COBWEB CORNERS: A winter trip on the old Midland
By Mel McFarland
Before winter has gone, I'd like to give you a look at riding through the mountains on a train a century ago. It definitely is not the same as driving in the mountains today. I would say the winter is one of my favorite times, even today, to ride a train. Except for having to get out in the cold white when it is storming I even enjoy running the red Swiss train up Pike's Peak in the snow.
At the depot we board the evening train from the Colorado Midland's depot at Colorado City. After a short wait, we see our train working through the railroad yards. Today this is where Highway 24 runs. After it stops, we get upon the train going west to Leadville. A big steam engine works up Ute Pass in the dark. The train consists of six cars, including the Pullman sleeper. The headlight darts across the tracks, turning the trees into strange figures. As some sleep, the train makes its way through the mountains.
It stops here and there, picking up and leaving passengers. The curious look into the night, rubbing clear spots on frosty windows. The coaches are heated by little stoves, barely able to keep up. In the plusher Pullman car, the passengers snuggle up in extra blankets. Every one is happy once the doors close and the train is moving. The train stops at Manitou, Cascade, Green Mountain Falls, Woodland Park and so on. The sound sleepers do not notice many of the stations.

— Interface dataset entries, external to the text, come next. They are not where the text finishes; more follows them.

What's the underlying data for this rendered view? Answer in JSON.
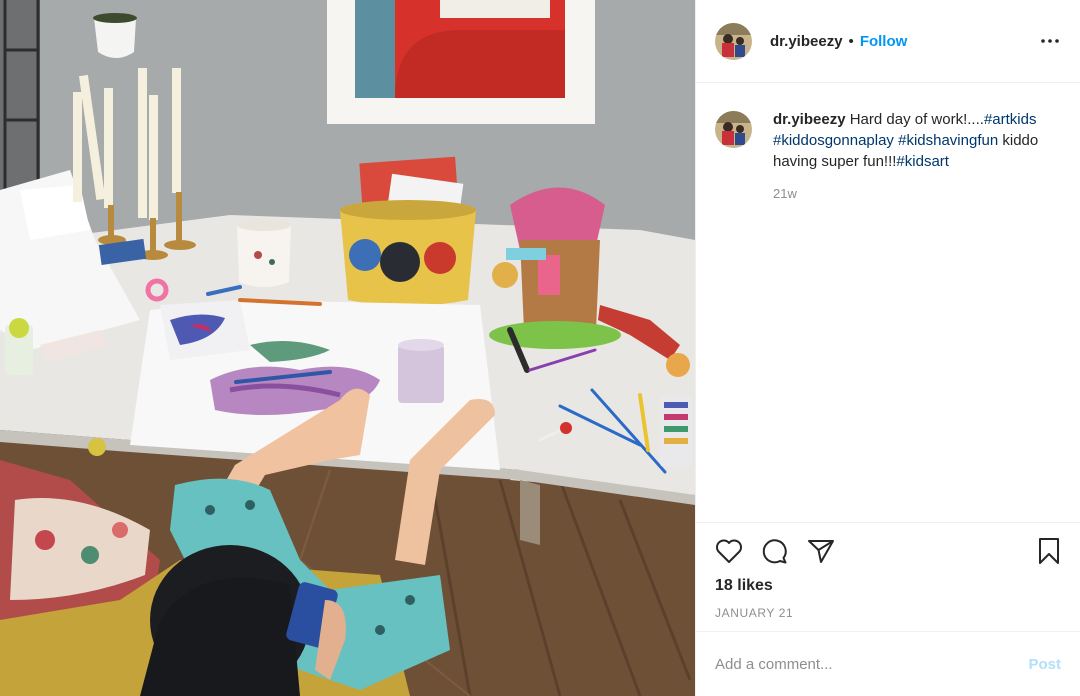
{
  "post": {
    "username": "dr.yibeezy",
    "separator": "•",
    "follow_label": "Follow",
    "more_icon": "more-options-icon"
  },
  "caption": {
    "username": "dr.yibeezy",
    "text_1": " Hard day of work!....",
    "tag_1": "#artkids",
    "space_1": " ",
    "tag_2": "#kiddosgonnaplay",
    "space_2": " ",
    "tag_3": "#kidshavingfun",
    "text_2": " kiddo having super fun!!!",
    "tag_4": "#kidsart",
    "time": "21w"
  },
  "actions": {
    "like_icon": "heart-icon",
    "comment_icon": "comment-icon",
    "share_icon": "share-icon",
    "save_icon": "bookmark-icon",
    "likes": "18 likes",
    "date": "JANUARY 21"
  },
  "comment": {
    "placeholder": "Add a comment...",
    "post_label": "Post"
  },
  "colors": {
    "accent": "#0095f6",
    "hashtag": "#00376b",
    "muted": "#8e8e8e",
    "post_disabled": "#b2dffc"
  }
}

Out across South Park, occasionally the headlight shines on cows huddled near the tracks. The cold crisp sky is lighted by the stars. In the distance, the white mountains glow from the moonlight. Early in the morning, long before the first rays of the sun, the train arrives at the Leadville station. The snow is around three feet deep. Up the street is the heart of town. The morning sun first lights up the mountains west of Leadville. It is the Continental Divide. In the winter of 1899 there was so much snow in January, February and March that not even the trains could get through the snow.

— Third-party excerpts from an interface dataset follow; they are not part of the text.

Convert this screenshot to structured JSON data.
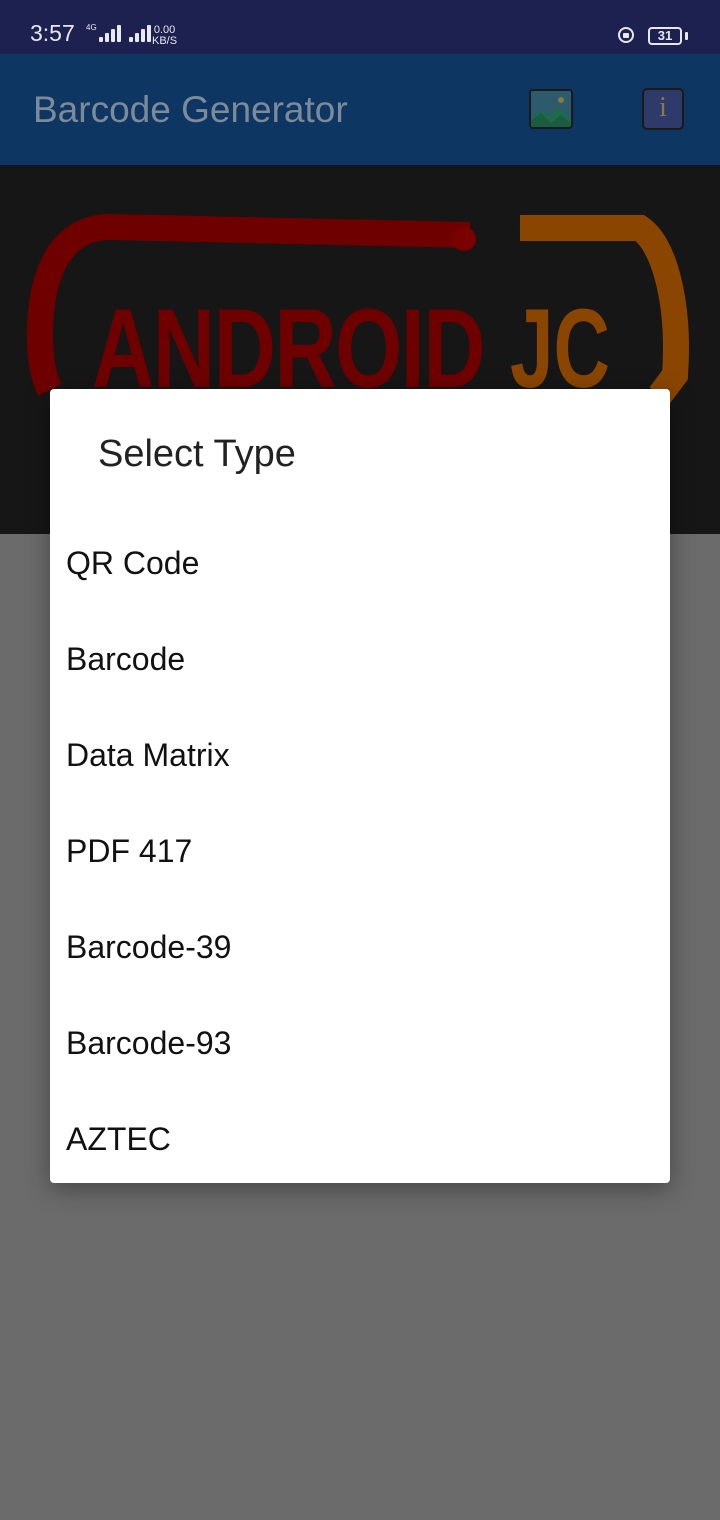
{
  "status_bar": {
    "time": "3:57",
    "network": "4G",
    "speed_value": "0.00",
    "speed_unit": "KB/S",
    "battery": "31"
  },
  "app_bar": {
    "title": "Barcode Generator",
    "gallery_icon": "image-icon",
    "info_icon": "info-icon"
  },
  "banner": {
    "text_left": "ANDROID",
    "text_right": "JC"
  },
  "dialog": {
    "title": "Select Type",
    "options": [
      {
        "label": "QR Code"
      },
      {
        "label": "Barcode"
      },
      {
        "label": "Data Matrix"
      },
      {
        "label": "PDF 417"
      },
      {
        "label": "Barcode-39"
      },
      {
        "label": "Barcode-93"
      },
      {
        "label": "AZTEC"
      }
    ]
  },
  "colors": {
    "status_bar": "#1c2150",
    "app_bar": "#0d3662",
    "scrim": "#6b6b6b",
    "dialog": "#ffffff",
    "logo_red": "#6e0000",
    "logo_orange": "#8a4600"
  }
}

Leadville once built a huge castle out of ice. People traveled from all over the country to see this Ice Palace. Inside there were rooms of displays, food and entertainment. Outside there was a huge skating area. Skiing? no, that would not come along for about 50 years!